Thanks to the power of the Internet, content is king more than ever. It’s the tool that can attract prospects to your website through keywords, build authority through relevant information and explain products in a way to convince buyers to choose you.

However, content marketing comes with a number of challenges. While building a body of content to reap business advantages sounds good, it often can be daunting. That’s why businesses need to understand the market and how to succeed in it.

Before your brand can take advantage of the great potential found in creating quality content, it has to understand obstacles in content marketing— and what to do about them. To help your brand overcome the common challenges of content marketing, here are five common issues and how you can respond to them.

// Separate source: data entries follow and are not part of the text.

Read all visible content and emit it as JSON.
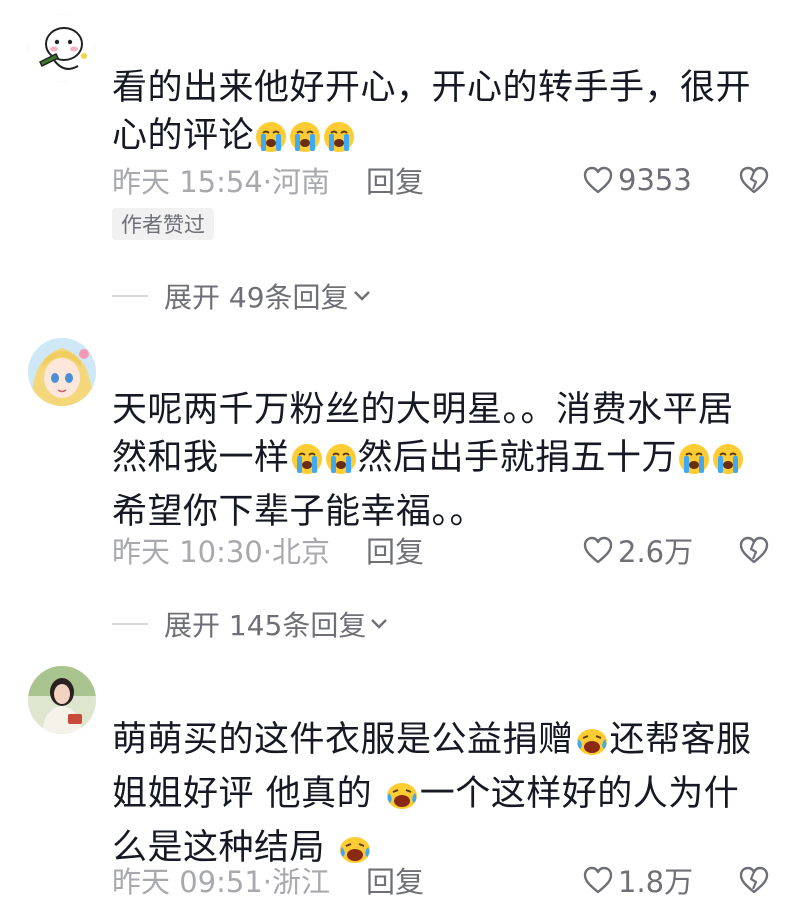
{
  "comments": [
    {
      "text_parts": [
        "看的出来他好开心，开心的转手手，很开心的评论"
      ],
      "trailing_emoji": "cry",
      "trailing_count": 3,
      "time": "昨天 15:54",
      "location": "·河南",
      "reply_label": "回复",
      "likes": "9353",
      "badge": "作者赞过",
      "expand_label": "展开 49条回复"
    },
    {
      "text_parts": [
        "天呢两千万粉丝的大明星。。消费水平居然和我一样",
        "然后出手就捐五十万",
        "希望你下辈子能幸福。。"
      ],
      "time": "昨天 10:30",
      "location": "·北京",
      "reply_label": "回复",
      "likes": "2.6万",
      "expand_label": "展开 145条回复"
    },
    {
      "text_parts": [
        "萌萌买的这件衣服是公益捐赠",
        "还帮客服姐姐好评 他真的 ",
        "一个这样好的人为什么是这种结局 "
      ],
      "time": "昨天 09:51",
      "location": "·浙江",
      "reply_label": "回复",
      "likes": "1.8万"
    }
  ],
  "icons": {
    "like": "heart-outline-icon",
    "dislike": "broken-heart-icon",
    "expand": "chevron-down-icon",
    "emoji_cry": "loudly-crying-face-emoji",
    "emoji_sad": "crying-face-emoji"
  },
  "colors": {
    "text": "#161823",
    "meta": "#a8a9ae",
    "secondary": "#6f7077",
    "badge_bg": "#f1f1f2"
  }
}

#1 Lack of time and resources.

Creating a lot of quality content is a time-intensive process—one that doesn’t happen overnight. You need the strength and resilience to keep churning out web pages, articles, newsletters, etc. — day after day on your own — or you need a team of talented professionals handling different tasks for you. For startups, solopreneurs or small businesses, it can be hard to dedicate the necessary resources—from your time to pay for outsourcing — to a strong content marketing plan.

What to do: Think long term. You’re not creating content to reap rewards tomorrow as much as to keep building a body of resources that will improve results down the road. For the resources you invest in now, slowly but surely you can reap stronger SEO, more leads and other business benefits—if you persevere.

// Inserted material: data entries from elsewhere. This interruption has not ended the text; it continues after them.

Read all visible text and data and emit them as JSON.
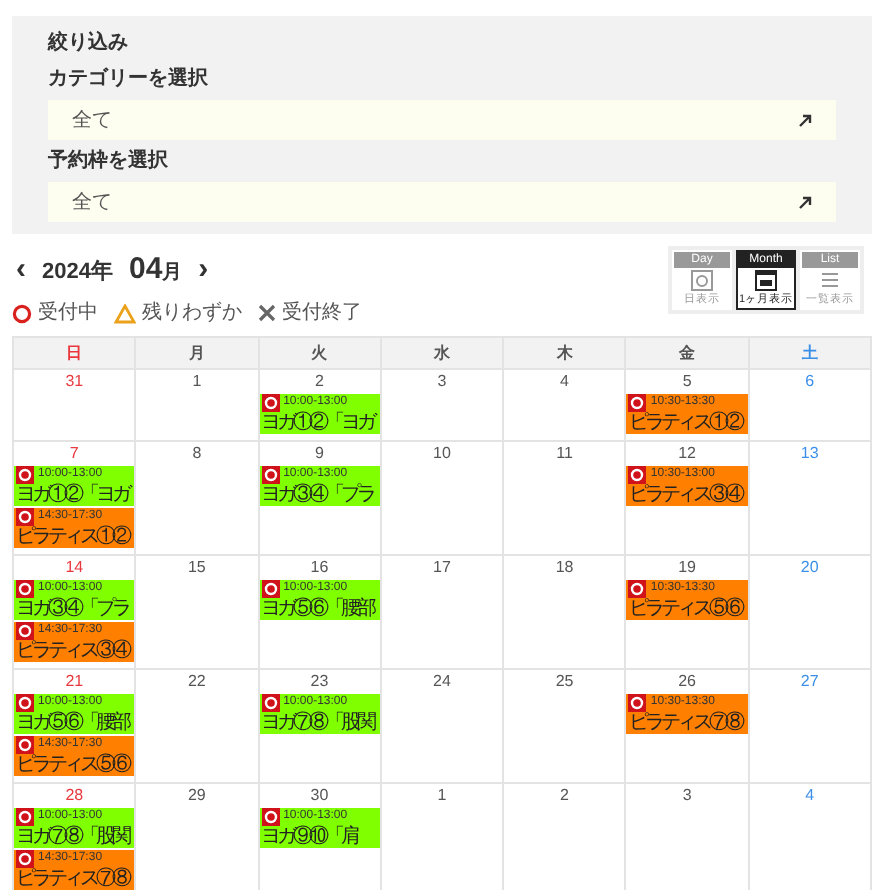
{
  "filter": {
    "title": "絞り込み",
    "fields": [
      {
        "label": "カテゴリーを選択",
        "value": "全て"
      },
      {
        "label": "予約枠を選択",
        "value": "全て"
      }
    ]
  },
  "nav": {
    "prev": "‹",
    "year": "2024年",
    "month": "04",
    "month_unit": "月",
    "next": "›"
  },
  "legend": [
    {
      "kind": "open",
      "label": "受付中"
    },
    {
      "kind": "few",
      "label": "残りわずか"
    },
    {
      "kind": "closed",
      "label": "受付終了"
    }
  ],
  "views": [
    {
      "header": "Day",
      "label": "日表示",
      "kind": "day",
      "selected": false
    },
    {
      "header": "Month",
      "label": "1ヶ月表示",
      "kind": "month",
      "selected": true
    },
    {
      "header": "List",
      "label": "一覧表示",
      "kind": "list",
      "selected": false
    }
  ],
  "weekdays": [
    "日",
    "月",
    "火",
    "水",
    "木",
    "金",
    "土"
  ],
  "weeks": [
    {
      "days": [
        {
          "date": "31"
        },
        {
          "date": "1"
        },
        {
          "date": "2",
          "events": [
            {
              "time": "10:00-13:00",
              "title": "ヨガ①②「ヨガ",
              "color": "#80ff00"
            }
          ]
        },
        {
          "date": "3"
        },
        {
          "date": "4"
        },
        {
          "date": "5",
          "events": [
            {
              "time": "10:30-13:30",
              "title": "ピラティス①②",
              "color": "#ff8000"
            }
          ]
        },
        {
          "date": "6"
        }
      ]
    },
    {
      "days": [
        {
          "date": "7",
          "events": [
            {
              "time": "10:00-13:00",
              "title": "ヨガ①②「ヨガ",
              "color": "#80ff00"
            },
            {
              "time": "14:30-17:30",
              "title": "ピラティス①②",
              "color": "#ff8000"
            }
          ]
        },
        {
          "date": "8"
        },
        {
          "date": "9",
          "events": [
            {
              "time": "10:00-13:00",
              "title": "ヨガ③④「プラ",
              "color": "#80ff00"
            }
          ]
        },
        {
          "date": "10"
        },
        {
          "date": "11"
        },
        {
          "date": "12",
          "events": [
            {
              "time": "10:30-13:00",
              "title": "ピラティス③④",
              "color": "#ff8000"
            }
          ]
        },
        {
          "date": "13"
        }
      ]
    },
    {
      "days": [
        {
          "date": "14",
          "events": [
            {
              "time": "10:00-13:00",
              "title": "ヨガ③④「プラ",
              "color": "#80ff00"
            },
            {
              "time": "14:30-17:30",
              "title": "ピラティス③④",
              "color": "#ff8000"
            }
          ]
        },
        {
          "date": "15"
        },
        {
          "date": "16",
          "events": [
            {
              "time": "10:00-13:00",
              "title": "ヨガ⑤⑥「腰部",
              "color": "#80ff00"
            }
          ]
        },
        {
          "date": "17"
        },
        {
          "date": "18"
        },
        {
          "date": "19",
          "events": [
            {
              "time": "10:30-13:30",
              "title": "ピラティス⑤⑥",
              "color": "#ff8000"
            }
          ]
        },
        {
          "date": "20"
        }
      ]
    },
    {
      "days": [
        {
          "date": "21",
          "events": [
            {
              "time": "10:00-13:00",
              "title": "ヨガ⑤⑥「腰部",
              "color": "#80ff00"
            },
            {
              "time": "14:30-17:30",
              "title": "ピラティス⑤⑥",
              "color": "#ff8000"
            }
          ]
        },
        {
          "date": "22"
        },
        {
          "date": "23",
          "events": [
            {
              "time": "10:00-13:00",
              "title": "ヨガ⑦⑧「股関",
              "color": "#80ff00"
            }
          ]
        },
        {
          "date": "24"
        },
        {
          "date": "25"
        },
        {
          "date": "26",
          "events": [
            {
              "time": "10:30-13:30",
              "title": "ピラティス⑦⑧",
              "color": "#ff8000"
            }
          ]
        },
        {
          "date": "27"
        }
      ]
    },
    {
      "days": [
        {
          "date": "28",
          "events": [
            {
              "time": "10:00-13:00",
              "title": "ヨガ⑦⑧「股関",
              "color": "#80ff00"
            },
            {
              "time": "14:30-17:30",
              "title": "ピラティス⑦⑧",
              "color": "#ff8000"
            }
          ]
        },
        {
          "date": "29"
        },
        {
          "date": "30",
          "events": [
            {
              "time": "10:00-13:00",
              "title": "ヨガ⑨⑩「肩",
              "color": "#80ff00"
            }
          ]
        },
        {
          "date": "1"
        },
        {
          "date": "2"
        },
        {
          "date": "3"
        },
        {
          "date": "4"
        }
      ]
    }
  ]
}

#2 An ever-changing playing field.

Content marketing is always changing. New technology enters the playing field and increases modes of competition. Search engine algorithms change, requiring you to adapt. If you refuse to change, you get left behind.

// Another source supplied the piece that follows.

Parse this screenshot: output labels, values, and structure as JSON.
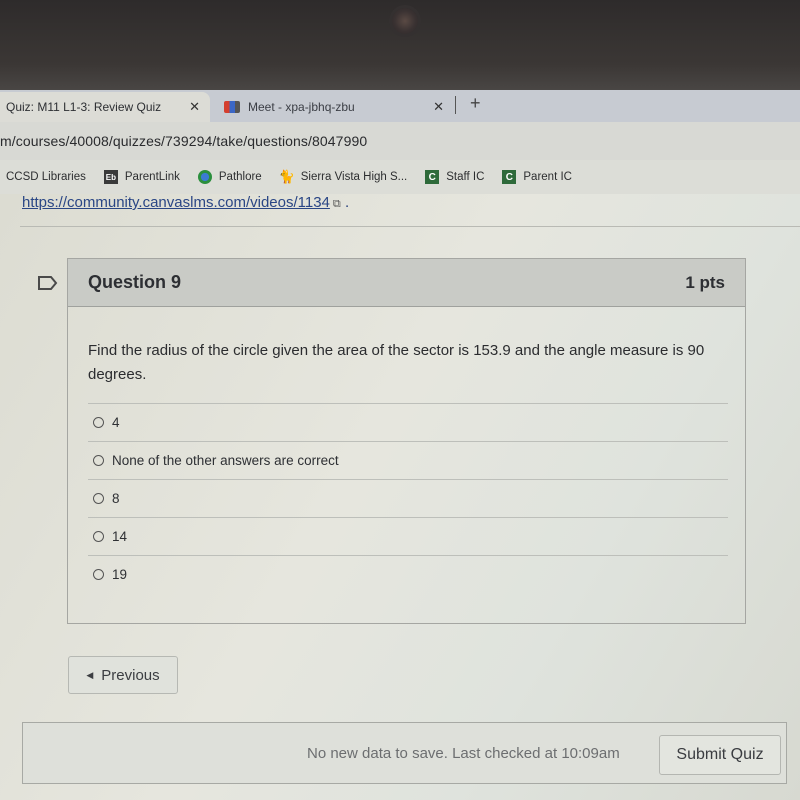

What to do: Content marketing is a dynamic industry, so you must resolve to adapt, constantly re-educating yourself to keep up with the field. As the playing field changes, you change with it.

#3 The pressure to keep creating new topics.

One of the hardest parts of content marketing is sustaining your efforts over time. You will always need more content, even when you’re less than inspired. Coming up with an endless list of topics can be wearisome and discouraging.

What to do: You know you’re going to need more content as time goes by, so plan ahead. Create an editorial calendar for your blog and other marketing channels. By doing so, you brainstorm topics only when the calendar needs to be updated —monthly, seasonally or whatever works for you. When the topics are already available, crafting content becomes much simpler. Likewise, keep a running list of content sources and topic ideas throughout the year. Some fresh ideas include, for example, sharing customer stories, addressing customer paint points and responding to the news in your industry.

#4 Content that’s less than relevant.

Particularly when brands feel pressure to churn out more and more posts, podcasts, articles and videos, it’s all too easy to sacrifice quality. More content isn’t always better, especially when it’s irrelevant.

What to do: Rather than focusing on quantity, give your brand permission to prioritize content value. Invest time in extensive keyword research, include first-hand experiences in your content pieces, think outside the box by covering topics from new angles, and provide readers with actionable tips. The more practical your content, the more useful it becomes.

#5 Knowing if your content is working.

Blindly creating content is no way to achieve business goals. Rather than just throwing up blog posts or infographics, brands need clear metrics and analytics tools to help them measure results.

What to do: Start by figuring out what performance indicators matter in your business. Are you looking to increase traffic, grow sales, achieve a higher SEO ranking, or lower your site’s bounce rate? Once you have a particular goal in place, you can use site statistics and analytics to measure how you’re doing. Then, when you try a new content campaign or strategy, you can compare the results to see if it’s working.

In an increasingly competitive field such as content marketing, your challenges can become your greatest assets—if you know how to handle them. All brands are up against these same demands and obstacles, but yours can stand out if your company is the one to proactively combat them.

Whether you’re facing a limited budget, having difficulty with topic creation, or confused about your goals, stop and evaluate how to combat the obstacle. Turn the challenge into an opportunity, at which point you can make content marketing work better for you.

Shanna Mallon is a contributing writer for Straight North, a leading Chicago SEO agency. She’s also been a freelance writer since 2007.